### PROBLEM TO WORK ON
Could you find every line in the entries below that holds the word "配置DHCP" and copy it?

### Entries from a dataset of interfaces
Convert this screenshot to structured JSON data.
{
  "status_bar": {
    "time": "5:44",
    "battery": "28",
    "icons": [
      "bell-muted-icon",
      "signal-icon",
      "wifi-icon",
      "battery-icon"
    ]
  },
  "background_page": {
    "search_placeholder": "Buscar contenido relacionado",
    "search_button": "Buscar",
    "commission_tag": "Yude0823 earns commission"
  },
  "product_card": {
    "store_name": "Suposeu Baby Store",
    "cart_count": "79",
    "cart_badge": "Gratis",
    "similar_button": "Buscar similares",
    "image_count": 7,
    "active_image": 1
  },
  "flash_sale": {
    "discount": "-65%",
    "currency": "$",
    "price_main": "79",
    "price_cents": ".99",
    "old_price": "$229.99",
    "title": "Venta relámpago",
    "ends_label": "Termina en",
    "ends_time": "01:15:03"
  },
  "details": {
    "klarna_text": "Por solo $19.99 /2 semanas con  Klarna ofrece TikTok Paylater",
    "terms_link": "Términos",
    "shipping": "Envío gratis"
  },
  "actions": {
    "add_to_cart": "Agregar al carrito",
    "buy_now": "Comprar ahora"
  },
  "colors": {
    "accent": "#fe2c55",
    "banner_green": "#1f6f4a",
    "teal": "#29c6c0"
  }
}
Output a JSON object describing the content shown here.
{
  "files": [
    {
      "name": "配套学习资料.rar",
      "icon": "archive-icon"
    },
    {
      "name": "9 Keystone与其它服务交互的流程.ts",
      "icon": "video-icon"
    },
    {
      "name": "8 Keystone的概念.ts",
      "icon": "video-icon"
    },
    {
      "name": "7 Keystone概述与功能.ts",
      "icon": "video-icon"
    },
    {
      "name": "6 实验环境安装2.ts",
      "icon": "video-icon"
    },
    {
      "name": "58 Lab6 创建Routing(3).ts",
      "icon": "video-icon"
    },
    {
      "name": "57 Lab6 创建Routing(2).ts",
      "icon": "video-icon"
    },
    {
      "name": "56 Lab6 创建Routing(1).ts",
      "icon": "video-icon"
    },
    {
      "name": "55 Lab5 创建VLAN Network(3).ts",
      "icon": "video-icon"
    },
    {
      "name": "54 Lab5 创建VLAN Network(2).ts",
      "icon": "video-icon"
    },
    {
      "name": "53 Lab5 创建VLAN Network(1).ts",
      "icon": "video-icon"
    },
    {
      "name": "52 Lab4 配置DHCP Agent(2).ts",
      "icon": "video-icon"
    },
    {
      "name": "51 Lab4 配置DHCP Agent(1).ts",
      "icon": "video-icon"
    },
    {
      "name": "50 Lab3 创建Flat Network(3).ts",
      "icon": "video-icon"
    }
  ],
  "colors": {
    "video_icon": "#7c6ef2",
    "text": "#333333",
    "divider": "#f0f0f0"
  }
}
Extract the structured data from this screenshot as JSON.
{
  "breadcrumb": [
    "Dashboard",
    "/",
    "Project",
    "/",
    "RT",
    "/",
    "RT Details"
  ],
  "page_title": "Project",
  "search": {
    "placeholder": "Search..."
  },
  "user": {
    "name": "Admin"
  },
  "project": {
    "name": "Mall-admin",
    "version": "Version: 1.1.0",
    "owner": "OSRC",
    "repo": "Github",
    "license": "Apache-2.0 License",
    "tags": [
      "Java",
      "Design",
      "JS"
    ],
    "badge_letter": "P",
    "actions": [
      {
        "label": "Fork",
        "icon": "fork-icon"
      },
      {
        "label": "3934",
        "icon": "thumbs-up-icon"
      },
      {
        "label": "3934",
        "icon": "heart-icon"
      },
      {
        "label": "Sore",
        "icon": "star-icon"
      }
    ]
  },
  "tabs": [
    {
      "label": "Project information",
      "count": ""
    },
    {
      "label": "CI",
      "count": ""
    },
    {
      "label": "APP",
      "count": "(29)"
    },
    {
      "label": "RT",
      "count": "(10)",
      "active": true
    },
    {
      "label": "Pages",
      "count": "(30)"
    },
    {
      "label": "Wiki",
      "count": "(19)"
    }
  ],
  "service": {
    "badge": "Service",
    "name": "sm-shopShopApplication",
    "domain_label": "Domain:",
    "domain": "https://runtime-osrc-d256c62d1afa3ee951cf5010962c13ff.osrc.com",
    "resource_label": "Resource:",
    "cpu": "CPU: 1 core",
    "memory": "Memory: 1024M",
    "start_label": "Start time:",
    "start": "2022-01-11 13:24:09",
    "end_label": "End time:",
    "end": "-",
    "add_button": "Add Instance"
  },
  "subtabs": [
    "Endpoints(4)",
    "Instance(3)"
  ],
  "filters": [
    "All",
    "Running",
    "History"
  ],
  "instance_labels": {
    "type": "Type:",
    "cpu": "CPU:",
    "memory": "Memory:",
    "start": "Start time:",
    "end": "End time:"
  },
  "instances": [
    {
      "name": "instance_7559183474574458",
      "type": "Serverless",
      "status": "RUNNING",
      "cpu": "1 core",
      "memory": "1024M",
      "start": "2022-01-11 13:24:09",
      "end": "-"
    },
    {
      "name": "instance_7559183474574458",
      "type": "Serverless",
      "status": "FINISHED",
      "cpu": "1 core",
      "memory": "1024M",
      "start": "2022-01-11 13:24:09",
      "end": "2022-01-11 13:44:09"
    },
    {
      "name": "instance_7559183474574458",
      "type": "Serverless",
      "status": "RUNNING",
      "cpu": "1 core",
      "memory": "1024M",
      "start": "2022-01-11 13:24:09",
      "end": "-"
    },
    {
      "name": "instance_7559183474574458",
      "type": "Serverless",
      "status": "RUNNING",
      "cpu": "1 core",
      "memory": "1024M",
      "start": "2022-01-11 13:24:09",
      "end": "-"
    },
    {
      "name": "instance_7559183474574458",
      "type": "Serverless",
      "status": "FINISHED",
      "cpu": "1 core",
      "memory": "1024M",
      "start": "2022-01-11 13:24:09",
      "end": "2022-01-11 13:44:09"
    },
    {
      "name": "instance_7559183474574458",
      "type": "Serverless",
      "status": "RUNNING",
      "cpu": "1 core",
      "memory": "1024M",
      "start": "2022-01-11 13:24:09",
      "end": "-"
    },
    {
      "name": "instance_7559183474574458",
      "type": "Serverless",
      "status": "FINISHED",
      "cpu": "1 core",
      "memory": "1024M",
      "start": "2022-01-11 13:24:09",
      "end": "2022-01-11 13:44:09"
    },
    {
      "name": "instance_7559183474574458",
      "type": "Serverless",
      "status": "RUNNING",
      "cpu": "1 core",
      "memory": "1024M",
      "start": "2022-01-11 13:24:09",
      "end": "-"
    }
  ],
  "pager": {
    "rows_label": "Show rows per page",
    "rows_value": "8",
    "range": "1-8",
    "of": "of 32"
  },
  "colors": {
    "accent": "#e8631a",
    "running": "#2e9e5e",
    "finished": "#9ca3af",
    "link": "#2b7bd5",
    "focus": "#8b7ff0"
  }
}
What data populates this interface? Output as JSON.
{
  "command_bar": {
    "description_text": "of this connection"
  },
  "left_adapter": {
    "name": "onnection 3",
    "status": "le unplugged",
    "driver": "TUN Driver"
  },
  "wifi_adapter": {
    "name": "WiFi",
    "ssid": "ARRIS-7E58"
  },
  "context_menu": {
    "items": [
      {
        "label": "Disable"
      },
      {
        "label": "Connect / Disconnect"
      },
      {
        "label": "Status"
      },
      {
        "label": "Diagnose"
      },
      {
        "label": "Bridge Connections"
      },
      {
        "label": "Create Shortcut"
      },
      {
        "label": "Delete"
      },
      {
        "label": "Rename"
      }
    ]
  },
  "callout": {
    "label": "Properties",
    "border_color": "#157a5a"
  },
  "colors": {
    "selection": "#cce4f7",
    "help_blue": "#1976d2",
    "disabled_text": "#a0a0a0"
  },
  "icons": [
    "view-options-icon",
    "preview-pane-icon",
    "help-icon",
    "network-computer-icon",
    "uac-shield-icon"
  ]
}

### EXERCISE ANSWER
      "name": "52 Lab4 配置DHCP Agent(2).ts",
      "name": "51 Lab4 配置DHCP Agent(1).ts",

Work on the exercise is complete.